for many who have difficulty with mental arithmetic, it's just the stressful interview situation. What about you? How good are you at mental arithmetic if you practice alone at home?
If it's just nervousness, I would recommend you practice the interview situation as often as possible (e.g. with friends or on Preplounge).
If it's the mental arithmetic itself, you can practice very well here: https://www.preplounge.com/de/mentalmath.php
If there is no other way, you can also do the calculations in writing on paper. However, I wouldn't advise you to memorize any multiplication tables.
If you have further questions, please contact me!
Best regards
MarcoAlexander
Hi Anonym,
for many who have difficulty with mental arithmetic, it's just the stressful interview situation.
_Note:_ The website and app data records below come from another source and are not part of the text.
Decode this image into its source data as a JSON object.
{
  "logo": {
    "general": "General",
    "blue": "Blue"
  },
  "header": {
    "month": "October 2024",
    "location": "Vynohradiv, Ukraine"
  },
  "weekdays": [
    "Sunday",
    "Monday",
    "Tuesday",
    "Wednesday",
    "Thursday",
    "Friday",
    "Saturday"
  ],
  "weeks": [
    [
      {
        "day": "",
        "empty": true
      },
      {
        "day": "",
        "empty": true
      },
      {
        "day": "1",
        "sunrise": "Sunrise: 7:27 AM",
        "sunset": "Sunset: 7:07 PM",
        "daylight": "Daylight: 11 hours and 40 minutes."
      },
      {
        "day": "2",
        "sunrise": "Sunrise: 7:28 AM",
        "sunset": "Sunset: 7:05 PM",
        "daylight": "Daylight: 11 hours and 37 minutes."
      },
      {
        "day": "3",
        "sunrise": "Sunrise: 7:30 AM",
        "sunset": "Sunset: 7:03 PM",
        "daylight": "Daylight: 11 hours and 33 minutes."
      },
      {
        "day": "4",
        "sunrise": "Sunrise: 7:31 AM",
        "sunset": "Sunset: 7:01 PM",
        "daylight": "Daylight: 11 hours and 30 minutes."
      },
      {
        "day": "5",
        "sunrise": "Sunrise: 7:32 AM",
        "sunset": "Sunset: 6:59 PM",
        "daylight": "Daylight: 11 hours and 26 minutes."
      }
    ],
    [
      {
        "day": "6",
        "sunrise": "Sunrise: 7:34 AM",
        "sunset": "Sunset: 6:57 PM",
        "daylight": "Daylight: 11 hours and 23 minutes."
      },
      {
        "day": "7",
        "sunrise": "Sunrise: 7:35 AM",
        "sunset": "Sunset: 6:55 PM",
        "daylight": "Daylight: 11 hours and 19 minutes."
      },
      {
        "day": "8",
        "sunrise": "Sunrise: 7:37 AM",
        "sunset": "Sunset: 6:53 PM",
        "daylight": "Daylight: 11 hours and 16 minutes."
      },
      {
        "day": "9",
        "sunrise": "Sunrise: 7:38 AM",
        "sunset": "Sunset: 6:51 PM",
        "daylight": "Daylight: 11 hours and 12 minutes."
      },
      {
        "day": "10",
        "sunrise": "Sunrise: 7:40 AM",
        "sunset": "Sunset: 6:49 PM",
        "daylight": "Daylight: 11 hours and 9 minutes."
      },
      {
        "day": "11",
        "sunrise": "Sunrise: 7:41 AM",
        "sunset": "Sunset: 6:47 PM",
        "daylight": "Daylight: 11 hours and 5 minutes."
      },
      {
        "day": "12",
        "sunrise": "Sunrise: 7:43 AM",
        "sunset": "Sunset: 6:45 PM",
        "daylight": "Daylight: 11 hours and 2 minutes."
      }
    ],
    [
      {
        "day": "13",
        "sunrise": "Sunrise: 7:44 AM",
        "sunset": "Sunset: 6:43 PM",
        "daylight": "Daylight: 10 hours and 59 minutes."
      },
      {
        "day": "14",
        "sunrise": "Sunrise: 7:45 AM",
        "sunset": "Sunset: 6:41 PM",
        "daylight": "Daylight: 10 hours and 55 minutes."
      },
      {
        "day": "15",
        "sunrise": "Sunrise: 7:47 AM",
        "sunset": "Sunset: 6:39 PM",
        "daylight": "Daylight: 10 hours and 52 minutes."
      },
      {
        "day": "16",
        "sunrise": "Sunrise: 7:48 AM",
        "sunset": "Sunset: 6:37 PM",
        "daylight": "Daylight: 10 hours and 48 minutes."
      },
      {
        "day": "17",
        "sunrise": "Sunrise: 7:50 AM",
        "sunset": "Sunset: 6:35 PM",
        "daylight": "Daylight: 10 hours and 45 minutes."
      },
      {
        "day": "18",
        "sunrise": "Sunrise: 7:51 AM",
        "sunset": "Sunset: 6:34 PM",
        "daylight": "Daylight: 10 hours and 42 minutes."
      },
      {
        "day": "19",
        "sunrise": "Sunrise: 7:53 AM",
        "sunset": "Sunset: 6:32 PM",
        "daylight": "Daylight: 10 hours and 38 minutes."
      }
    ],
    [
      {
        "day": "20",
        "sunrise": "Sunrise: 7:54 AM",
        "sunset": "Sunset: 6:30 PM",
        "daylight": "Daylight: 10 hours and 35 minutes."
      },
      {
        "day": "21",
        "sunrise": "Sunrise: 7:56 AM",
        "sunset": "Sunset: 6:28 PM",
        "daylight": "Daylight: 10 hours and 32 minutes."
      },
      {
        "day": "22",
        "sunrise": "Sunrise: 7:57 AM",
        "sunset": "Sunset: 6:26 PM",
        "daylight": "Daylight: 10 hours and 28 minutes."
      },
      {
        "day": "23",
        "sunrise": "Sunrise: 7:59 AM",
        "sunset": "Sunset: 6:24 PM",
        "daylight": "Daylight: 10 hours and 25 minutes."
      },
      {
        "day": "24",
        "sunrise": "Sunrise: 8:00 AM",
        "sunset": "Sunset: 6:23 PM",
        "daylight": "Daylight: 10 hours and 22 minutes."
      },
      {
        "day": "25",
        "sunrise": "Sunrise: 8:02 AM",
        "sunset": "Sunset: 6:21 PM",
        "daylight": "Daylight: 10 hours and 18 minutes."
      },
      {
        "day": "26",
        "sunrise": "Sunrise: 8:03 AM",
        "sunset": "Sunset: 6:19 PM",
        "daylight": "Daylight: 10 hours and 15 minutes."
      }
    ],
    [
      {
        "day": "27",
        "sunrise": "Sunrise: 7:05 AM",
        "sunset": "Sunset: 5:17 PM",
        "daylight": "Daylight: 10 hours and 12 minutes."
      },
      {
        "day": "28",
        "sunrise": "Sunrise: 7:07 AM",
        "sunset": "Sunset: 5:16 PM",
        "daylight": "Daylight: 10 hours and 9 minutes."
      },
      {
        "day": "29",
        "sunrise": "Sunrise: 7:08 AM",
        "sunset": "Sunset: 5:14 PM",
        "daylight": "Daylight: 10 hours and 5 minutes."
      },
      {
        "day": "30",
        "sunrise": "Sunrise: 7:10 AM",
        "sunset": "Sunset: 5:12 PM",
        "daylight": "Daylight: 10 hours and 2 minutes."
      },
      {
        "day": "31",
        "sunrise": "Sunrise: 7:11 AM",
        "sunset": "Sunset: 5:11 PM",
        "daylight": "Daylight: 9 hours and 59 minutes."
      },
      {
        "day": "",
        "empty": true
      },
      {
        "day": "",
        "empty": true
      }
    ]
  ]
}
What about you? How good are you at mental arithmetic if you practice alone at home?
If it's just nervousness, I would recommend you practice the interview situation as often as possible (e.g. with friends or on Preplounge).
If it's the mental arithmetic itself, you can practice very well here: https://www.preplounge.com/de/mentalmath.php
If there is no other way, you can also do the calculations in writing on paper. However, I wouldn't advise you to memorize any multiplication tables.
Yes, it can. I wuold suggest you to practice with GMAT.
GMAT unfortunately only gets better with practicing. Good news is that there are many ways of doing so!
There are free exams in the internet that you can use for practice (the one of LBS MBA page, Verits prep, as well as some free trials for courses such as the one of The Economist (https://gmat.economist.com/)
Hope it helps!
Cheers,
Clara
Hello!
Yes, it can. I wuold suggest you to practice with GMAT.
GMAT unfortunately only gets better with practicing. Good news is that there are many ways of doing so!
There are free exams in the internet that you can use for practice (the one of LBS MBA page, Verits prep, as well as some free trials for courses such as the one of The Economist (https://gmat.economist.com/)
Coronavirus Times  COVID19 BrainteaserYou and your family are faced with a challenging set of decisions. Due to coronavirus, your partner has taken a 20% paycut and you are worried you may lose your job. In addition, while daycare is still open, you are worried that sending your two children there will increase the risk of them bringing the virus back to your house, where your elderly grandparents are also staying.
How would you go about thinking about this problem, and what would you recommend?
You and your family are faced with a challenging set of decisions. Due to coronavirus, your partner has taken a 20% paycut and you are worried you may lose your job. In addition, while daycare is still open, you are worried that sending your two children there will increase the risk of them bringing ... Open whole case
Cutting Carbs  Divestiture in the Electrical Power MarketOur client is Energy England, one of northern England’s largest electric utility companies. They were created over the past decade through an aggressive series of mergers of existing utility companies each specializing in a single energy generation source.
Recently, the CEO has embarked on an initiative to return to the core of the business. She is looking to increase free cash flow and cash reserves in order to prepare the business for evolving future trends.
The following can be verbally provided to interviewee if asked:
Energy England is made up of assets across the energygeneration space. These include coal, gas, nuclear, and wind
We are looking to divest from just one of our previous acquisitions (i.e one target is sufficient)
There are no specific goals/metrics – the client trusts our judgement
Our client is Energy England, one of northern England’s largest electric utility companies. They were created over the past decade through an aggressive series of mergers of existing utility companies each specializing in a single energy generation source.
Recently, the CEO has embarked on an initi ... Open whole case